His winning sentence is: "Theirs was a New York love, a checkered taxi ride burning rubber, and like the city their passion was open 24/7, steam rising from their bodies like slick streets exhaling warm, moist, white breath through manhole covers stamped "Forged by DeLaney Bros., Piscataway, N.J."

But I think I prefer the runner-up, from Andrew Bowers: "Hmm . . ." thought Abigail as she gazed languidly from the veranda past the bright white patio to the cerulean sea beyond, where dolphins played and seagulls sang, where splashing surf sounded like the tintinnabulation of a thousand tiny bells, where great gray whales bellowed and the sunlight sparkled off the myriad of sequins on the flyfish's bow ties, "time to get my meds checked."

If you want to read more of the cringe-worthy category winners and runners-up, go to

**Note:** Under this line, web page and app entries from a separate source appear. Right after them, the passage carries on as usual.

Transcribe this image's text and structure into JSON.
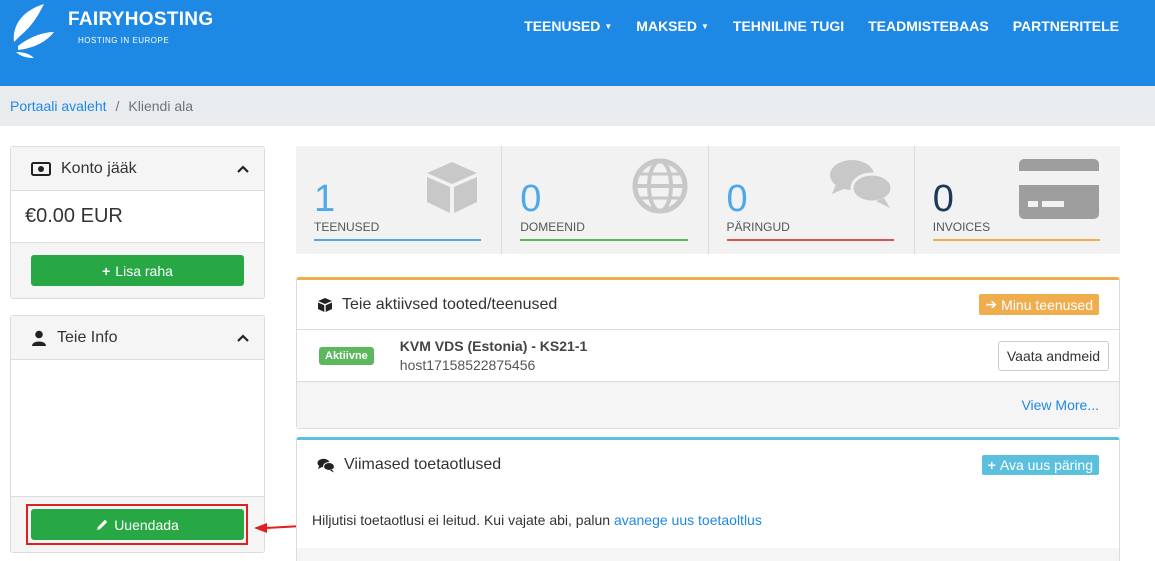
{
  "brand": {
    "name": "FAIRYHOSTING",
    "tagline": "HOSTING IN EUROPE"
  },
  "nav": [
    {
      "label": "TEENUSED",
      "has_dropdown": true
    },
    {
      "label": "MAKSED",
      "has_dropdown": true
    },
    {
      "label": "TEHNILINE TUGI",
      "has_dropdown": false
    },
    {
      "label": "TEADMISTEBAAS",
      "has_dropdown": false
    },
    {
      "label": "PARTNERITELE",
      "has_dropdown": false
    }
  ],
  "breadcrumb": {
    "home": "Portaali avaleht",
    "separator": "/",
    "current": "Kliendi ala"
  },
  "balance_panel": {
    "title": "Konto jääk",
    "amount": "€0.00 EUR",
    "button": "Lisa raha"
  },
  "info_panel": {
    "title": "Teie Info",
    "button": "Uuendada"
  },
  "stats": [
    {
      "value": "1",
      "label": "TEENUSED",
      "color": "#4fa8e8",
      "icon": "cube-icon"
    },
    {
      "value": "0",
      "label": "DOMEENID",
      "color": "#5cb85c",
      "icon": "globe-icon"
    },
    {
      "value": "0",
      "label": "PÄRINGUD",
      "color": "#d9534f",
      "icon": "comments-icon"
    },
    {
      "value": "0",
      "label": "INVOICES",
      "color": "#f0ad4e",
      "icon": "credit-card-icon"
    }
  ],
  "products_card": {
    "title": "Teie aktiivsed tooted/teenused",
    "header_button": "Minu teenused",
    "items": [
      {
        "status": "Aktiivne",
        "name": "KVM VDS (Estonia) - KS21-1",
        "host": "host17158522875456",
        "action": "Vaata andmeid"
      }
    ],
    "footer_link": "View More..."
  },
  "tickets_card": {
    "title": "Viimased toetaotlused",
    "header_button": "Ava uus päring",
    "message": "Hiljutisi toetaotlusi ei leitud. Kui vajate abi, palun",
    "message_link": "avanege uus toetaoltlus"
  },
  "colors": {
    "header": "#1e88e5",
    "green": "#28a745",
    "orange": "#f0ad4e",
    "info": "#5bc0de",
    "highlight": "#e02020"
  }
}
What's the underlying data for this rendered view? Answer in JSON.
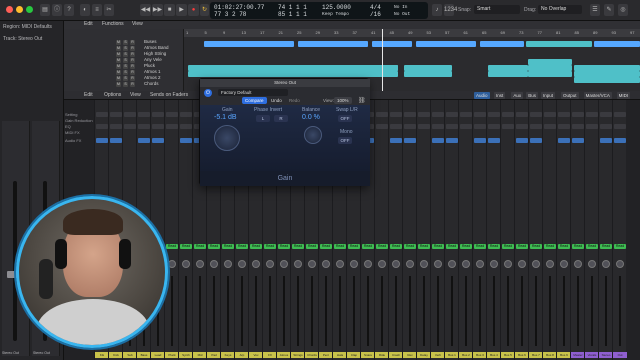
{
  "colors": {
    "accent": "#2e6ee0",
    "region_blue": "#56a8ff",
    "region_cyan": "#4fc0c8",
    "cam_ring": "#39b6f0",
    "read_green": "#3ebc52",
    "name_yellow": "#c8c24a"
  },
  "control_bar": {
    "lcd": {
      "time": "01:02:27:00.77",
      "bars": "77 3 2 78",
      "pos1": "74 1 1 1",
      "pos2": "85 1 1 1",
      "tempo": "125.0000",
      "tempo_label": "Keep Tempo",
      "sig": "4/4",
      "div": "/16",
      "in": "No In",
      "out": "No Out"
    },
    "snap_label": "Snap:",
    "snap_value": "Smart",
    "drag_label": "Drag:",
    "drag_value": "No Overlap",
    "badge": "o64"
  },
  "inspector": {
    "region": "Region: MIDI Defaults",
    "track": "Track: Stereo Out",
    "rows": [
      "Setting",
      "Gain Reduction",
      "EQ",
      "MIDI FX",
      "Audio FX"
    ],
    "strips": [
      {
        "name": "Stereo Out"
      },
      {
        "name": "Stereo Out"
      }
    ]
  },
  "tracks_area": {
    "toolbar": [
      "Edit",
      "Functions",
      "View"
    ],
    "ruler": [
      "1",
      "5",
      "9",
      "13",
      "17",
      "21",
      "25",
      "29",
      "33",
      "37",
      "41",
      "45",
      "49",
      "53",
      "57",
      "61",
      "65",
      "69",
      "73",
      "77",
      "81",
      "85",
      "89",
      "93",
      "97"
    ],
    "tracks": [
      "Buses",
      "Atmos Band",
      "High String",
      "Any Vele",
      "Pluck",
      "Atmos 1",
      "Atmos 2",
      "Chords"
    ]
  },
  "mixer": {
    "menu": [
      "Edit",
      "Options",
      "View",
      "Sends on Faders"
    ],
    "filters": [
      "Audio",
      "Inst",
      "Aux",
      "Bus",
      "Input",
      "Output",
      "Master/VCA",
      "MIDI"
    ],
    "active_filter": "Audio",
    "side_labels": [
      "Setting",
      "Gain Reduction",
      "EQ",
      "MIDI FX",
      "Audio FX"
    ],
    "strips": [
      {
        "name": "Kik",
        "mode": "Read"
      },
      {
        "name": "Kick",
        "mode": "Read"
      },
      {
        "name": "Sub",
        "mode": "Read"
      },
      {
        "name": "Bass",
        "mode": "Read"
      },
      {
        "name": "Lead",
        "mode": "Read"
      },
      {
        "name": "Pluck",
        "mode": "Read"
      },
      {
        "name": "Synth",
        "mode": "Read"
      },
      {
        "name": "Mid",
        "mode": "Read"
      },
      {
        "name": "Pad",
        "mode": "Read"
      },
      {
        "name": "Keys",
        "mode": "Read"
      },
      {
        "name": "Arp",
        "mode": "Read"
      },
      {
        "name": "Vox",
        "mode": "Read"
      },
      {
        "name": "FX",
        "mode": "Read"
      },
      {
        "name": "Atmos",
        "mode": "Read"
      },
      {
        "name": "Strings",
        "mode": "Read"
      },
      {
        "name": "Chords",
        "mode": "Read"
      },
      {
        "name": "Perc",
        "mode": "Read"
      },
      {
        "name": "Hats",
        "mode": "Read"
      },
      {
        "name": "Clap",
        "mode": "Read"
      },
      {
        "name": "Snare",
        "mode": "Read"
      },
      {
        "name": "Ride",
        "mode": "Read"
      },
      {
        "name": "Crash",
        "mode": "Read"
      },
      {
        "name": "Rev",
        "mode": "Read"
      },
      {
        "name": "Delay",
        "mode": "Read"
      },
      {
        "name": "Verb",
        "mode": "Read"
      },
      {
        "name": "Bus 1",
        "mode": "Read"
      },
      {
        "name": "Bus 2",
        "mode": "Read"
      },
      {
        "name": "Bus 3",
        "mode": "Read"
      },
      {
        "name": "Bus 4",
        "mode": "Read"
      },
      {
        "name": "Bus 5",
        "mode": "Read"
      },
      {
        "name": "Bus 6",
        "mode": "Read"
      },
      {
        "name": "Bus 7",
        "mode": "Read"
      },
      {
        "name": "Bus 8",
        "mode": "Read"
      },
      {
        "name": "Bus 9",
        "mode": "Read"
      },
      {
        "name": "Master",
        "mode": "Read"
      },
      {
        "name": "Vocals",
        "mode": "Read"
      },
      {
        "name": "Stereo",
        "mode": "Read"
      },
      {
        "name": "Out",
        "mode": "Read"
      }
    ]
  },
  "plugin": {
    "title": "Stereo Out",
    "preset": "Factory Default",
    "compare": "Compare",
    "undo": "Undo",
    "redo": "Redo",
    "view_label": "View:",
    "view_value": "100%",
    "gain_label": "Gain",
    "gain_value": "-5.1 dB",
    "phase_label": "Phase Invert",
    "phase_l": "L",
    "phase_r": "R",
    "balance_label": "Balance",
    "balance_value": "0.0 %",
    "swap_label": "Swap L/R",
    "swap_value": "OFF",
    "mono_label": "Mono",
    "mono_value": "OFF",
    "footer": "Gain"
  }
}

A cardinal sin?

While we’re on the topic of bad writing … British novelist Andrew O’Hagan, who I recall was quite a hit at the 2007 Sydney Writers’ Festival, now seems to be auditioning for the next series of Grumpy (not quite so) Old Men.

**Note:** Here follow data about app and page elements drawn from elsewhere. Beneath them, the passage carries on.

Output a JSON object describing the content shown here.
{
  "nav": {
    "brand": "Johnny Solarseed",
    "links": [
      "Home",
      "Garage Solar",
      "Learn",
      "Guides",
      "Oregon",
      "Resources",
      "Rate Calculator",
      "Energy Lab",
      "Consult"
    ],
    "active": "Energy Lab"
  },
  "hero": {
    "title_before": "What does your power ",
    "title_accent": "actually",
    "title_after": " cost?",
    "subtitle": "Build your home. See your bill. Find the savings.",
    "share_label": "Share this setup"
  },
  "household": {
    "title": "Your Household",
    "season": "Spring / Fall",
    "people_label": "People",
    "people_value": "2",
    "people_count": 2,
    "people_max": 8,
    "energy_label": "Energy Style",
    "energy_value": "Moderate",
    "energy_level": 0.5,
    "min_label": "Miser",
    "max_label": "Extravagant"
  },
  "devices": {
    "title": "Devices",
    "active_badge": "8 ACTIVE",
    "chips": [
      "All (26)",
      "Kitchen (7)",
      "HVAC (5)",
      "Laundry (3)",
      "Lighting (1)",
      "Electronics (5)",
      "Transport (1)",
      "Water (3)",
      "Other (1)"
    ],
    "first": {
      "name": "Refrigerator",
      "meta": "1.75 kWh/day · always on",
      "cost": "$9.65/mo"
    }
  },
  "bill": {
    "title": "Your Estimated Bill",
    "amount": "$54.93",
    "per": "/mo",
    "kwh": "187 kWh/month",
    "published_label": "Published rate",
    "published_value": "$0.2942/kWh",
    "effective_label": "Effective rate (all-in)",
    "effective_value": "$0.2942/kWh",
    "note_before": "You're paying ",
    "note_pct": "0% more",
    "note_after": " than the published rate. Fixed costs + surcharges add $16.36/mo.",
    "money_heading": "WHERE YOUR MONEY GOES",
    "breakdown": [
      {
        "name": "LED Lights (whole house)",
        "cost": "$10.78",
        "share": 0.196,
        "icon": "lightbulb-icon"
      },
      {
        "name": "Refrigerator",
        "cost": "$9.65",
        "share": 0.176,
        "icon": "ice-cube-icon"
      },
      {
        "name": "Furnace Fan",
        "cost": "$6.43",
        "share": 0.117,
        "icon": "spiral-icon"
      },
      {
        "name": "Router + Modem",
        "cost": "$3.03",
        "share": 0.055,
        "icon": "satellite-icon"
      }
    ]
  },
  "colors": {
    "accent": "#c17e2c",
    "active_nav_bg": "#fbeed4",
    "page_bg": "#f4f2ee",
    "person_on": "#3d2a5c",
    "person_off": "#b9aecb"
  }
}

During a panel session at the recent Edinburgh Writers’ Festival, he started by committing something akin to treason in the world of UK publishing by criticising the morning TV hosts Richard and Judy. While no-one denies that R&J’s book recommendations have shifted a lot of ‘units’, O’Hagan had the temerity to suggest that ‘they think the British reading public is stupid’ and that the kinds of titles selected ‘oversell a reduced, unimaginative notion of what people's literary enjoyment might be.’

He then added that he was disappointed by so many students taking creative writing courses, and recalled a visit to one such course at a famous institution. He complained that ‘some students were more interested in finding an agent in the United States than in improving their writing.’

‘When you speak to students, if you teach on a creative writing course, often what you find is that they are not interested in life at the level of the sentence,’ he said. ‘When you try to activate some interest, they find that slightly distracting. What they want to talk about is what it would be like to be a famous novelist.’

Sticking their fangs in

Whatever else we might think of it, That Global Online Bookseller (and everything else-seller!) has certainly played a big part in giving readers a voice when it comes to reviewing their purchases. Sometimes the reviews are gushingly over-the-top, others are very thoughtful, and at others hilariously brutal.

Take this one (some names omitted to spare anyone’s blushes): ‘[this] series has never been great-- it's been sloppily-written, almost plot-less, and incredibly cheesy-- but it's been a guilty pleasure. Or at least the first book was. [Book 2] was bad, [book 3] was worse, and now [book 4] is the cherry on top of the really horrible sundae. It rapidly goes from unintentionally hilarious, to awful, to leaving the reader wondering how it ever got published.’

Despite reviews like this—and this one is by no means an isolated example—and growing calls from disgruntled fans for a mass consumer return, this book has been the biggest thing since sliced wizard, selling in the millions. Will quantity win over quality? Or will fan-based communities really shape the way we publish and sell into the future?

On that lofty though, my dears, I bid you adieu.